Return the full set of entries below exactly, leaving every image out.

Supplied material Start Marker

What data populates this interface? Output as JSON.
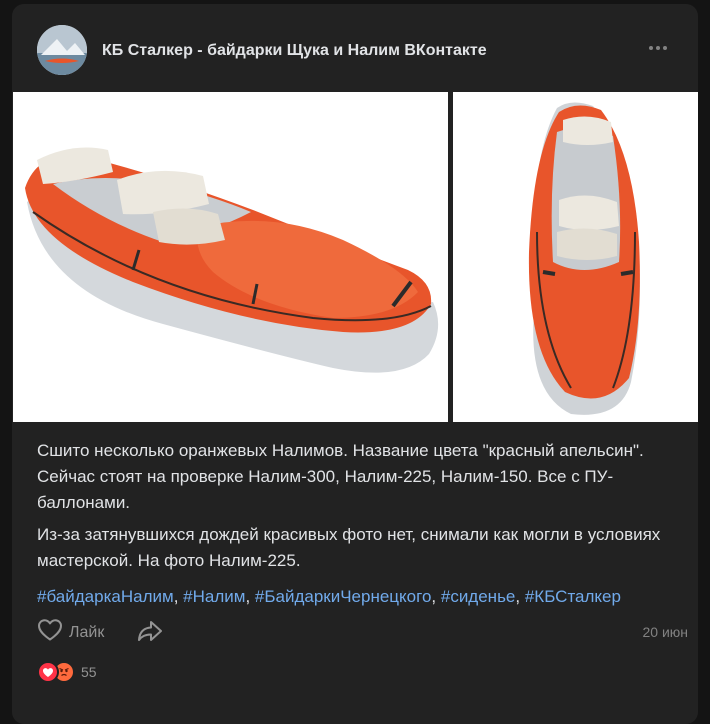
{
  "post": {
    "author": "КБ Сталкер - байдарки Щука и Налим ВКонтакте",
    "text_paragraph_1": "Сшито несколько оранжевых Налимов. Название цвета \"красный апельсин\". Сейчас стоят на проверке Налим-300, Налим-225, Налим-150. Все с ПУ-баллонами.",
    "text_paragraph_2": "Из-за затянувшихся дождей красивых фото нет, снимали как могли в условиях мастерской. На фото Налим-225.",
    "hashtags": [
      "#байдаркаНалим",
      "#Налим",
      "#БайдаркиЧернецкого",
      "#сиденье",
      "#КБСталкер"
    ],
    "hashtag_separator": ", ",
    "like_label": "Лайк",
    "date": "20 июн",
    "reactions_count": "55"
  },
  "icons": {
    "more": "more-horizontal-icon",
    "like": "heart-outline-icon",
    "share": "share-arrow-icon",
    "reaction_1": "heart-reaction-icon",
    "reaction_2": "angry-reaction-icon"
  },
  "colors": {
    "card_bg": "#222222",
    "page_bg": "#141414",
    "text": "#e1e3e6",
    "link": "#71aaeb",
    "secondary": "#828282",
    "boat_orange": "#e8552b"
  }
}
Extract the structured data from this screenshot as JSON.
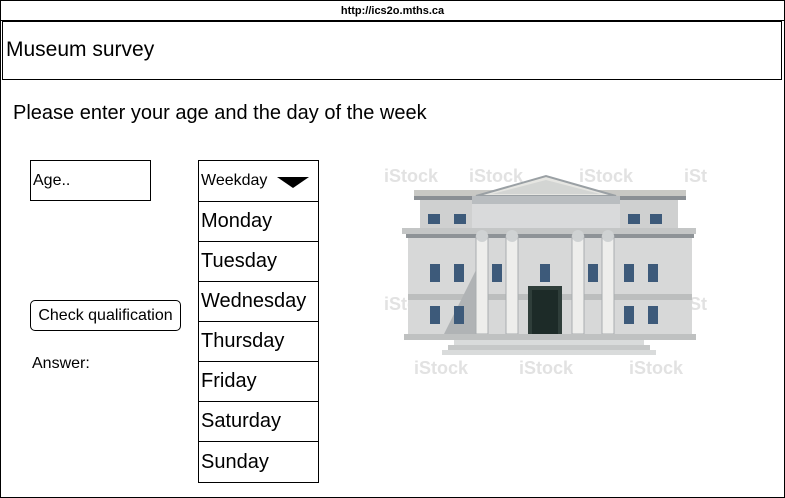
{
  "browser": {
    "url": "http://ics2o.mths.ca"
  },
  "header": {
    "title": "Museum survey"
  },
  "main": {
    "prompt": "Please enter your age and the day of the week",
    "age_input": {
      "placeholder": "Age..",
      "value": ""
    },
    "check_button_label": "Check qualification",
    "answer_label": "Answer:",
    "day_select": {
      "header_label": "Weekday",
      "options": [
        "Monday",
        "Tuesday",
        "Wednesday",
        "Thursday",
        "Friday",
        "Saturday",
        "Sunday"
      ]
    },
    "image": {
      "icon": "museum-building-icon"
    }
  }
}
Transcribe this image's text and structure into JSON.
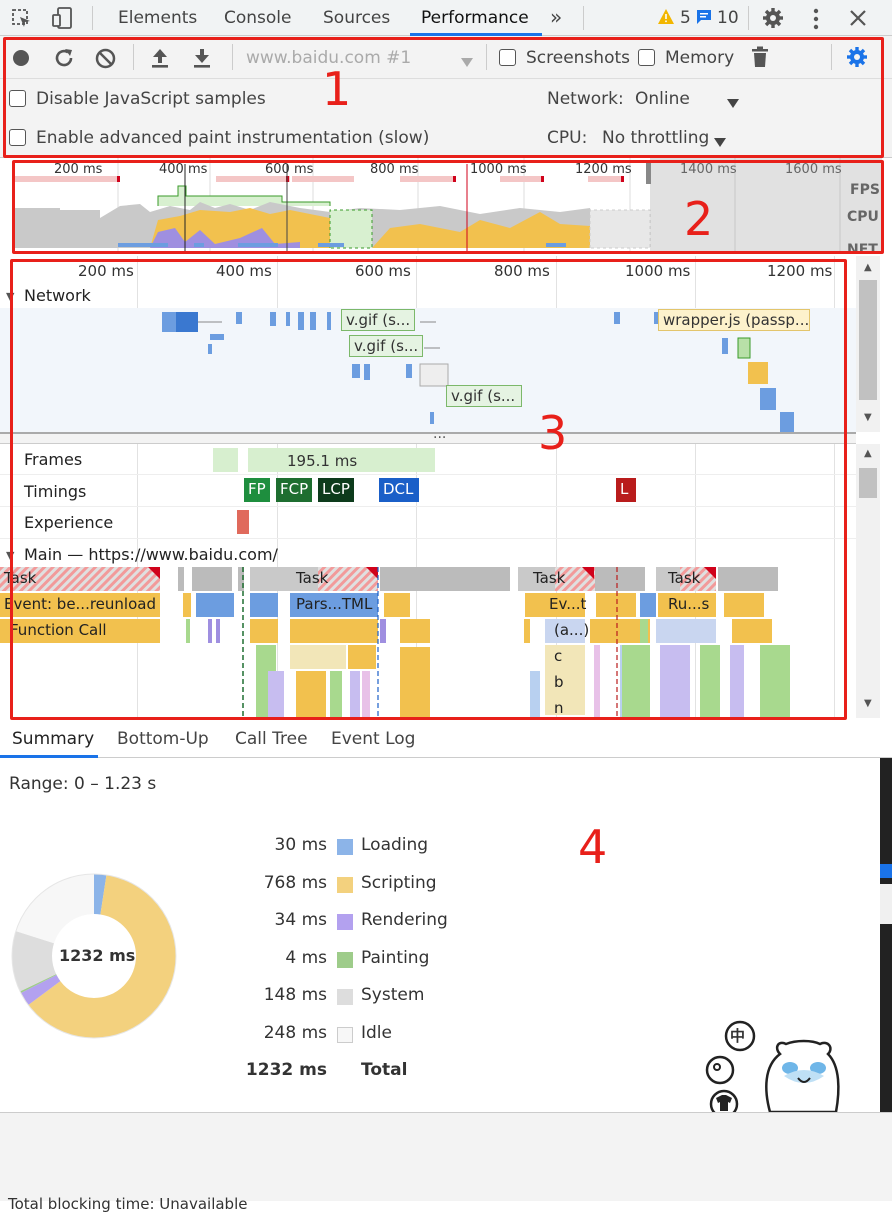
{
  "toolbar": {
    "tabs": [
      "Elements",
      "Console",
      "Sources",
      "Performance"
    ],
    "more_label": "»",
    "warning_count": "5",
    "message_count": "10"
  },
  "controls": {
    "profile_select": "www.baidu.com #1",
    "screenshots_label": "Screenshots",
    "memory_label": "Memory",
    "disable_js_label": "Disable JavaScript samples",
    "paint_label": "Enable advanced paint instrumentation (slow)",
    "network_label": "Network:",
    "network_value": "Online",
    "cpu_label": "CPU:",
    "cpu_value": "No throttling"
  },
  "annotations": [
    "1",
    "2",
    "3",
    "4"
  ],
  "overview": {
    "ticks": [
      "200 ms",
      "400 ms",
      "600 ms",
      "800 ms",
      "1000 ms",
      "1200 ms",
      "1400 ms",
      "1600 ms"
    ],
    "lanes": [
      "FPS",
      "CPU",
      "NET"
    ]
  },
  "timeline": {
    "ticks": [
      "200 ms",
      "400 ms",
      "600 ms",
      "800 ms",
      "1000 ms",
      "1200 ms"
    ],
    "network_label": "Network",
    "network_items": [
      "v.gif (s...",
      "v.gif (s...",
      "v.gif (s...",
      "wrapper.js (passp..."
    ],
    "more_indicator": "...",
    "frames_label": "Frames",
    "frame_value": "195.1 ms",
    "timings_label": "Timings",
    "timings": [
      "FP",
      "FCP",
      "LCP",
      "DCL",
      "L"
    ],
    "experience_label": "Experience",
    "main_label": "Main — https://www.baidu.com/",
    "flame": {
      "task": "Task",
      "event": "Event: be...reunload",
      "function_call": "Function Call",
      "parse": "Pars...TML",
      "evt": "Ev...t",
      "run": "Ru...s",
      "anon": "(a...)",
      "c": "c",
      "b": "b",
      "n": "n"
    }
  },
  "bottom_tabs": [
    "Summary",
    "Bottom-Up",
    "Call Tree",
    "Event Log"
  ],
  "summary": {
    "range": "Range: 0 – 1.23 s",
    "total_center": "1232 ms",
    "rows": [
      {
        "value": "30 ms",
        "label": "Loading",
        "color": "#8cb4e8"
      },
      {
        "value": "768 ms",
        "label": "Scripting",
        "color": "#f3d17e"
      },
      {
        "value": "34 ms",
        "label": "Rendering",
        "color": "#b3a1ef"
      },
      {
        "value": "4 ms",
        "label": "Painting",
        "color": "#9ecc8a"
      },
      {
        "value": "148 ms",
        "label": "System",
        "color": "#dddddd"
      },
      {
        "value": "248 ms",
        "label": "Idle",
        "color": "#f7f7f7"
      }
    ],
    "total_value": "1232 ms",
    "total_label": "Total"
  },
  "sticker": {
    "text": "中"
  },
  "footer": {
    "text": "Total blocking time: Unavailable"
  }
}
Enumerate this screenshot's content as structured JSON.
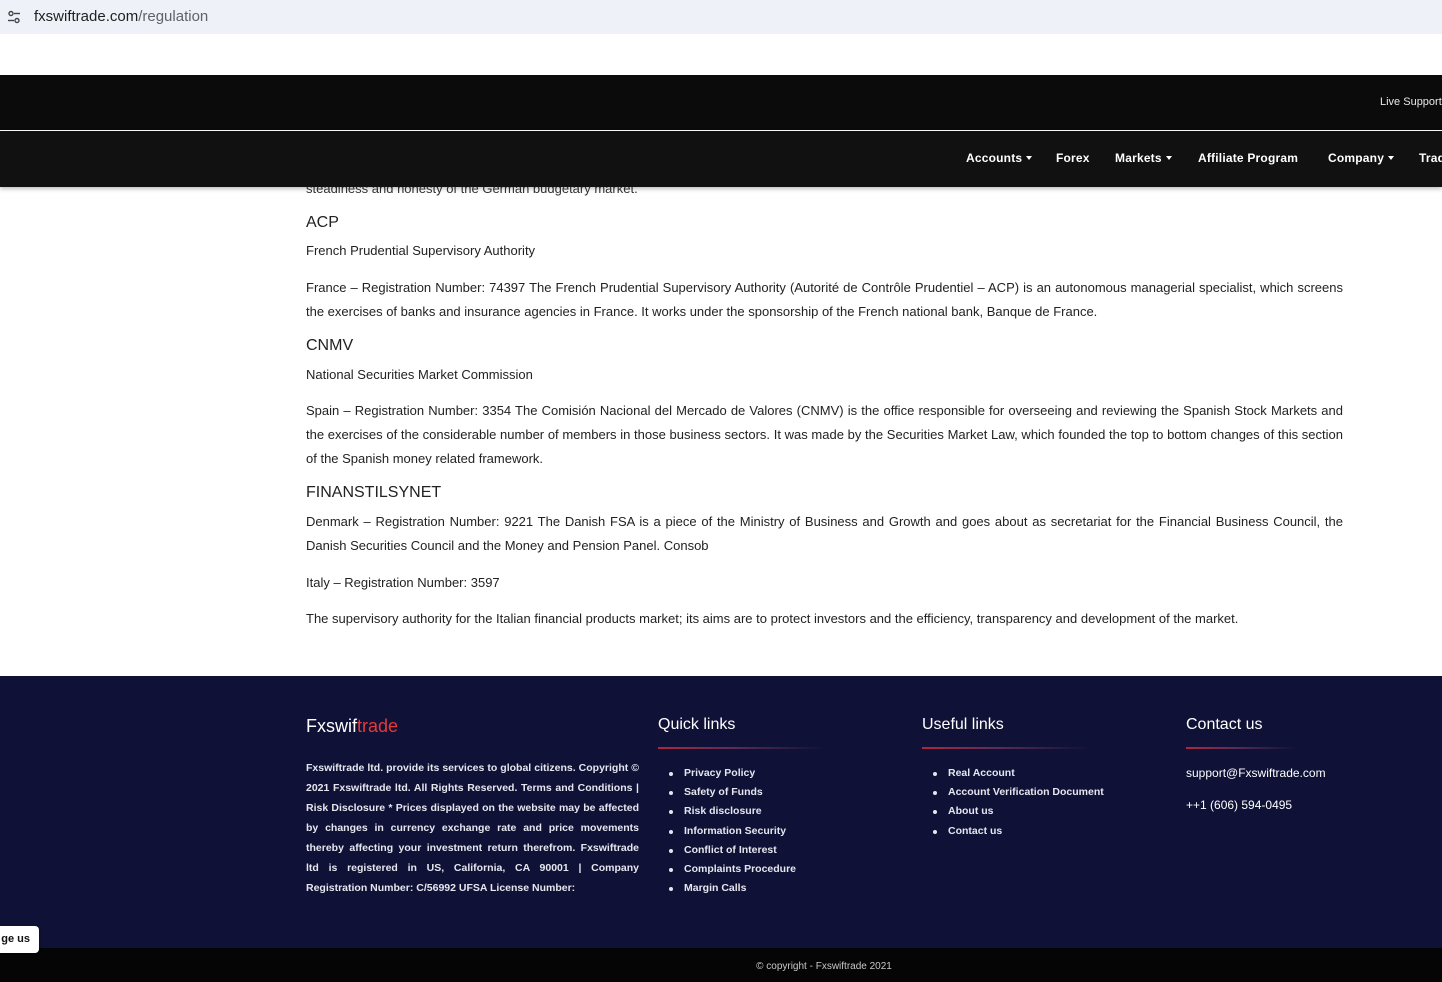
{
  "browser": {
    "url_domain": "fxswiftrade.com",
    "url_path": "/regulation",
    "site_info_icon": "tune-icon"
  },
  "header": {
    "live_support": "Live Support",
    "nav": [
      {
        "label": "Accounts",
        "dropdown": true
      },
      {
        "label": "Forex",
        "dropdown": false
      },
      {
        "label": "Markets",
        "dropdown": true
      },
      {
        "label": "Affiliate Program",
        "dropdown": false
      },
      {
        "label": "Company",
        "dropdown": true
      },
      {
        "label": "Trad",
        "dropdown": false
      }
    ]
  },
  "content": {
    "cut_text": "steadiness and honesty of the German budgetary market.",
    "acp": {
      "heading": "ACP",
      "subtitle": "French Prudential Supervisory Authority",
      "body": "France – Registration Number: 74397 The French Prudential Supervisory Authority (Autorité de Contrôle Prudentiel – ACP) is an autonomous managerial specialist, which screens the exercises of banks and insurance agencies in France. It works under the sponsorship of the French national bank, Banque de France."
    },
    "cnmv": {
      "heading": "CNMV",
      "subtitle": "National Securities Market Commission",
      "body": "Spain – Registration Number: 3354 The Comisión Nacional del Mercado de Valores (CNMV) is the office responsible for overseeing and reviewing the Spanish Stock Markets and the exercises of the considerable number of members in those business sectors. It was made by the Securities Market Law, which founded the top to bottom changes of this section of the Spanish money related framework."
    },
    "finanstilsynet": {
      "heading": "FINANSTILSYNET",
      "body": "Denmark – Registration Number: 9221 The Danish FSA is a piece of the Ministry of Business and Growth and goes about as secretariat for the Financial Business Council, the Danish Securities Council and the Money and Pension Panel. Consob",
      "italy": "Italy – Registration Number: 3597",
      "supervisory": "The supervisory authority for the Italian financial products market; its aims are to protect investors and the efficiency, transparency and development of the market."
    }
  },
  "footer": {
    "brand_part1": "Fxswif",
    "brand_part2": "trade",
    "about": "Fxswiftrade ltd. provide its services to global citizens. Copyright © 2021 Fxswiftrade ltd. All Rights Reserved. Terms and Conditions | Risk Disclosure * Prices displayed on the website may be affected by changes in currency exchange rate and price movements thereby affecting your investment return therefrom. Fxswiftrade ltd is registered in US, California, CA 90001 | Company Registration Number: C/56992 UFSA License Number:",
    "quick_links": {
      "title": "Quick links",
      "items": [
        "Privacy Policy",
        "Safety of Funds",
        "Risk disclosure",
        "Information Security",
        "Conflict of Interest",
        "Complaints Procedure",
        "Margin Calls"
      ]
    },
    "useful_links": {
      "title": "Useful links",
      "items": [
        "Real Account",
        "Account Verification Document",
        "About us",
        "Contact us"
      ]
    },
    "contact": {
      "title": "Contact us",
      "email": "support@Fxswiftrade.com",
      "phone": "++1 (606) 594-0495"
    },
    "copyright": "© copyright - Fxswiftrade 2021",
    "chat_tab": "ge us"
  },
  "colors": {
    "footer_bg": "#0f1136",
    "brand_accent": "#e63a3a",
    "nav_bg": "#111111"
  }
}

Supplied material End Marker

### Completed task
What data populates this interface? Output as JSON.
{
  "post": {
    "author": "КБ Сталкер - байдарки Щука и Налим ВКонтакте",
    "text_paragraph_1": "Сшито несколько оранжевых Налимов. Название цвета \"красный апельсин\". Сейчас стоят на проверке Налим-300, Налим-225, Налим-150. Все с ПУ-баллонами.",
    "text_paragraph_2": "Из-за затянувшихся дождей красивых фото нет, снимали как могли в условиях мастерской. На фото Налим-225.",
    "hashtags": [
      "#байдаркаНалим",
      "#Налим",
      "#БайдаркиЧернецкого",
      "#сиденье",
      "#КБСталкер"
    ],
    "hashtag_separator": ", ",
    "like_label": "Лайк",
    "date": "20 июн",
    "reactions_count": "55"
  },
  "icons": {
    "more": "more-horizontal-icon",
    "like": "heart-outline-icon",
    "share": "share-arrow-icon",
    "reaction_1": "heart-reaction-icon",
    "reaction_2": "angry-reaction-icon"
  },
  "colors": {
    "card_bg": "#222222",
    "page_bg": "#141414",
    "text": "#e1e3e6",
    "link": "#71aaeb",
    "secondary": "#828282",
    "boat_orange": "#e8552b"
  }
}
Extract the structured data from this screenshot as JSON.
{
  "browser": {
    "url": "http://ics2o.mths.ca"
  },
  "header": {
    "title": "Museum survey"
  },
  "main": {
    "prompt": "Please enter your age and the day of the week",
    "age_input": {
      "placeholder": "Age..",
      "value": ""
    },
    "check_button_label": "Check qualification",
    "answer_label": "Answer:",
    "day_select": {
      "header_label": "Weekday",
      "options": [
        "Monday",
        "Tuesday",
        "Wednesday",
        "Thursday",
        "Friday",
        "Saturday",
        "Sunday"
      ]
    },
    "image": {
      "icon": "museum-building-icon"
    }
  }
}
Transcribe this image's text and structure into JSON.
{
  "toolbar": {
    "tabs": [
      "Elements",
      "Console",
      "Sources",
      "Performance"
    ],
    "more_label": "»",
    "warning_count": "5",
    "message_count": "10"
  },
  "controls": {
    "profile_select": "www.baidu.com #1",
    "screenshots_label": "Screenshots",
    "memory_label": "Memory",
    "disable_js_label": "Disable JavaScript samples",
    "paint_label": "Enable advanced paint instrumentation (slow)",
    "network_label": "Network:",
    "network_value": "Online",
    "cpu_label": "CPU:",
    "cpu_value": "No throttling"
  },
  "annotations": [
    "1",
    "2",
    "3",
    "4"
  ],
  "overview": {
    "ticks": [
      "200 ms",
      "400 ms",
      "600 ms",
      "800 ms",
      "1000 ms",
      "1200 ms",
      "1400 ms",
      "1600 ms"
    ],
    "lanes": [
      "FPS",
      "CPU",
      "NET"
    ]
  },
  "timeline": {
    "ticks": [
      "200 ms",
      "400 ms",
      "600 ms",
      "800 ms",
      "1000 ms",
      "1200 ms"
    ],
    "network_label": "Network",
    "network_items": [
      "v.gif (s...",
      "v.gif (s...",
      "v.gif (s...",
      "wrapper.js (passp..."
    ],
    "more_indicator": "...",
    "frames_label": "Frames",
    "frame_value": "195.1 ms",
    "timings_label": "Timings",
    "timings": [
      "FP",
      "FCP",
      "LCP",
      "DCL",
      "L"
    ],
    "experience_label": "Experience",
    "main_label": "Main — https://www.baidu.com/",
    "flame": {
      "task": "Task",
      "event": "Event: be...reunload",
      "function_call": "Function Call",
      "parse": "Pars...TML",
      "evt": "Ev...t",
      "run": "Ru...s",
      "anon": "(a...)",
      "c": "c",
      "b": "b",
      "n": "n"
    }
  },
  "bottom_tabs": [
    "Summary",
    "Bottom-Up",
    "Call Tree",
    "Event Log"
  ],
  "summary": {
    "range": "Range: 0 – 1.23 s",
    "total_center": "1232 ms",
    "rows": [
      {
        "value": "30 ms",
        "label": "Loading",
        "color": "#8cb4e8"
      },
      {
        "value": "768 ms",
        "label": "Scripting",
        "color": "#f3d17e"
      },
      {
        "value": "34 ms",
        "label": "Rendering",
        "color": "#b3a1ef"
      },
      {
        "value": "4 ms",
        "label": "Painting",
        "color": "#9ecc8a"
      },
      {
        "value": "148 ms",
        "label": "System",
        "color": "#dddddd"
      },
      {
        "value": "248 ms",
        "label": "Idle",
        "color": "#f7f7f7"
      }
    ],
    "total_value": "1232 ms",
    "total_label": "Total"
  },
  "sticker": {
    "text": "中"
  },
  "footer": {
    "text": "Total blocking time: Unavailable"
  }
}
Enumerate this screenshot's content as structured JSON.
{
  "browser": {
    "url_domain": "fxswiftrade.com",
    "url_path": "/regulation",
    "site_info_icon": "tune-icon"
  },
  "header": {
    "live_support": "Live Support",
    "nav": [
      {
        "label": "Accounts",
        "dropdown": true
      },
      {
        "label": "Forex",
        "dropdown": false
      },
      {
        "label": "Markets",
        "dropdown": true
      },
      {
        "label": "Affiliate Program",
        "dropdown": false
      },
      {
        "label": "Company",
        "dropdown": true
      },
      {
        "label": "Trad",
        "dropdown": false
      }
    ]
  },
  "content": {
    "cut_text": "steadiness and honesty of the German budgetary market.",
    "acp": {
      "heading": "ACP",
      "subtitle": "French Prudential Supervisory Authority",
      "body": "France – Registration Number: 74397 The French Prudential Supervisory Authority (Autorité de Contrôle Prudentiel – ACP) is an autonomous managerial specialist, which screens the exercises of banks and insurance agencies in France. It works under the sponsorship of the French national bank, Banque de France."
    },
    "cnmv": {
      "heading": "CNMV",
      "subtitle": "National Securities Market Commission",
      "body": "Spain – Registration Number: 3354 The Comisión Nacional del Mercado de Valores (CNMV) is the office responsible for overseeing and reviewing the Spanish Stock Markets and the exercises of the considerable number of members in those business sectors. It was made by the Securities Market Law, which founded the top to bottom changes of this section of the Spanish money related framework."
    },
    "finanstilsynet": {
      "heading": "FINANSTILSYNET",
      "body": "Denmark – Registration Number: 9221 The Danish FSA is a piece of the Ministry of Business and Growth and goes about as secretariat for the Financial Business Council, the Danish Securities Council and the Money and Pension Panel. Consob",
      "italy": "Italy – Registration Number: 3597",
      "supervisory": "The supervisory authority for the Italian financial products market; its aims are to protect investors and the efficiency, transparency and development of the market."
    }
  },
  "footer": {
    "brand_part1": "Fxswif",
    "brand_part2": "trade",
    "about": "Fxswiftrade ltd. provide its services to global citizens. Copyright © 2021 Fxswiftrade ltd. All Rights Reserved. Terms and Conditions | Risk Disclosure * Prices displayed on the website may be affected by changes in currency exchange rate and price movements thereby affecting your investment return therefrom. Fxswiftrade ltd is registered in US, California, CA 90001 | Company Registration Number: C/56992 UFSA License Number:",
    "quick_links": {
      "title": "Quick links",
      "items": [
        "Privacy Policy",
        "Safety of Funds",
        "Risk disclosure",
        "Information Security",
        "Conflict of Interest",
        "Complaints Procedure",
        "Margin Calls"
      ]
    },
    "useful_links": {
      "title": "Useful links",
      "items": [
        "Real Account",
        "Account Verification Document",
        "About us",
        "Contact us"
      ]
    },
    "contact": {
      "title": "Contact us",
      "email": "support@Fxswiftrade.com",
      "phone": "++1 (606) 594-0495"
    },
    "copyright": "© copyright - Fxswiftrade 2021",
    "chat_tab": "ge us"
  },
  "colors": {
    "footer_bg": "#0f1136",
    "brand_accent": "#e63a3a",
    "nav_bg": "#111111"
  }
}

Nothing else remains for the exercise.